  • You don’t need revenue – while this is true for very early start up funding, you do need a revenue model and a “path” to revenue. At some point, you have to show that investor money will eventually lead to a “salable product or service” and revenue will commence. Without that, you are going down a very long road.
  • You need an introduction from a trusted advisor – this is false. While an introduction from someone known to the funding source is helpful, it is more important to make sure when approaching a funding source that the stage of development they seek and the space they like match with you. A venture capitalist interested in emerging growth medical device plays is not the right source for an “ed tech” company seeking seed financing regardless of who introduces you.
  • You can build the team later – while true as to a full team, investors want to see more than one person dedicated to the Company vision – – how do you operate together, how do your skillsets match your business model. If it is just you and an organization chart with boxes that contain TBD, you are not going to make it.

You do not need a business model; just a product or concept – false. As the late Jeff Timmons would say “an entrepreneur knows the difference between an idea and an opportunity.” Business models validate opportunities.

You can use funding meetings to practice your pitch – false. I think the idea of getting before as many investors as possible for a true “funding pitch” is not the way to go. There are friends, professional advisors, pitch competitions and a dozen other venues to practice your pitch. A funding meeting is the real game – – not a warmup and you should treat it accordingly.

We have watched our entrepreneurial friends waste endless hours in the pursuit of funding.

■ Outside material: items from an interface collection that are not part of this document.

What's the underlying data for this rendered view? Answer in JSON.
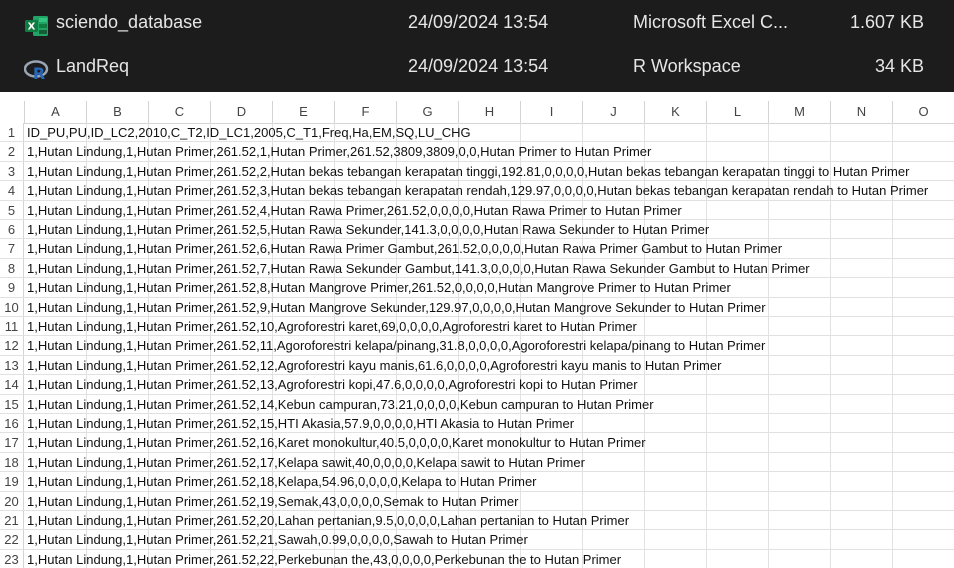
{
  "explorer": {
    "files": [
      {
        "icon": "excel-icon",
        "name": "sciendo_database",
        "date": "24/09/2024 13:54",
        "type": "Microsoft Excel C...",
        "size": "1.607 KB"
      },
      {
        "icon": "r-workspace-icon",
        "name": "LandReq",
        "date": "24/09/2024 13:54",
        "type": "R Workspace",
        "size": "34 KB"
      }
    ]
  },
  "sheet": {
    "columns": [
      "A",
      "B",
      "C",
      "D",
      "E",
      "F",
      "G",
      "H",
      "I",
      "J",
      "K",
      "L",
      "M",
      "N",
      "O"
    ],
    "rows": [
      {
        "num": "1",
        "text": "ID_PU,PU,ID_LC2,2010,C_T2,ID_LC1,2005,C_T1,Freq,Ha,EM,SQ,LU_CHG"
      },
      {
        "num": "2",
        "text": "1,Hutan Lindung,1,Hutan Primer,261.52,1,Hutan Primer,261.52,3809,3809,0,0,Hutan Primer to Hutan Primer"
      },
      {
        "num": "3",
        "text": "1,Hutan Lindung,1,Hutan Primer,261.52,2,Hutan bekas tebangan kerapatan tinggi,192.81,0,0,0,0,Hutan bekas tebangan kerapatan tinggi to Hutan Primer"
      },
      {
        "num": "4",
        "text": "1,Hutan Lindung,1,Hutan Primer,261.52,3,Hutan bekas tebangan kerapatan rendah,129.97,0,0,0,0,Hutan bekas tebangan kerapatan rendah to Hutan Primer"
      },
      {
        "num": "5",
        "text": "1,Hutan Lindung,1,Hutan Primer,261.52,4,Hutan Rawa Primer,261.52,0,0,0,0,Hutan Rawa Primer to Hutan Primer"
      },
      {
        "num": "6",
        "text": "1,Hutan Lindung,1,Hutan Primer,261.52,5,Hutan Rawa Sekunder,141.3,0,0,0,0,Hutan Rawa Sekunder to Hutan Primer"
      },
      {
        "num": "7",
        "text": "1,Hutan Lindung,1,Hutan Primer,261.52,6,Hutan Rawa Primer Gambut,261.52,0,0,0,0,Hutan Rawa Primer Gambut to Hutan Primer"
      },
      {
        "num": "8",
        "text": "1,Hutan Lindung,1,Hutan Primer,261.52,7,Hutan Rawa Sekunder Gambut,141.3,0,0,0,0,Hutan Rawa Sekunder Gambut to Hutan Primer"
      },
      {
        "num": "9",
        "text": "1,Hutan Lindung,1,Hutan Primer,261.52,8,Hutan Mangrove Primer,261.52,0,0,0,0,Hutan Mangrove Primer to Hutan Primer"
      },
      {
        "num": "10",
        "text": "1,Hutan Lindung,1,Hutan Primer,261.52,9,Hutan Mangrove Sekunder,129.97,0,0,0,0,Hutan Mangrove Sekunder to Hutan Primer"
      },
      {
        "num": "11",
        "text": "1,Hutan Lindung,1,Hutan Primer,261.52,10,Agroforestri karet,69,0,0,0,0,Agroforestri karet to Hutan Primer"
      },
      {
        "num": "12",
        "text": "1,Hutan Lindung,1,Hutan Primer,261.52,11,Agoroforestri kelapa/pinang,31.8,0,0,0,0,Agoroforestri kelapa/pinang to Hutan Primer"
      },
      {
        "num": "13",
        "text": "1,Hutan Lindung,1,Hutan Primer,261.52,12,Agroforestri kayu manis,61.6,0,0,0,0,Agroforestri kayu manis to Hutan Primer"
      },
      {
        "num": "14",
        "text": "1,Hutan Lindung,1,Hutan Primer,261.52,13,Agroforestri kopi,47.6,0,0,0,0,Agroforestri kopi to Hutan Primer"
      },
      {
        "num": "15",
        "text": "1,Hutan Lindung,1,Hutan Primer,261.52,14,Kebun campuran,73.21,0,0,0,0,Kebun campuran to Hutan Primer"
      },
      {
        "num": "16",
        "text": "1,Hutan Lindung,1,Hutan Primer,261.52,15,HTI Akasia,57.9,0,0,0,0,HTI Akasia to Hutan Primer"
      },
      {
        "num": "17",
        "text": "1,Hutan Lindung,1,Hutan Primer,261.52,16,Karet monokultur,40.5,0,0,0,0,Karet monokultur to Hutan Primer"
      },
      {
        "num": "18",
        "text": "1,Hutan Lindung,1,Hutan Primer,261.52,17,Kelapa sawit,40,0,0,0,0,Kelapa sawit to Hutan Primer"
      },
      {
        "num": "19",
        "text": "1,Hutan Lindung,1,Hutan Primer,261.52,18,Kelapa,54.96,0,0,0,0,Kelapa to Hutan Primer"
      },
      {
        "num": "20",
        "text": "1,Hutan Lindung,1,Hutan Primer,261.52,19,Semak,43,0,0,0,0,Semak to Hutan Primer"
      },
      {
        "num": "21",
        "text": "1,Hutan Lindung,1,Hutan Primer,261.52,20,Lahan pertanian,9.5,0,0,0,0,Lahan pertanian to Hutan Primer"
      },
      {
        "num": "22",
        "text": "1,Hutan Lindung,1,Hutan Primer,261.52,21,Sawah,0.99,0,0,0,0,Sawah to Hutan Primer"
      },
      {
        "num": "23",
        "text": "1,Hutan Lindung,1,Hutan Primer,261.52,22,Perkebunan the,43,0,0,0,0,Perkebunan the to Hutan Primer"
      }
    ]
  }
}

Some blindly follow all of this “advice” and have minimal success. Hopefully, by delving behind these myths, I can help shorten your journey.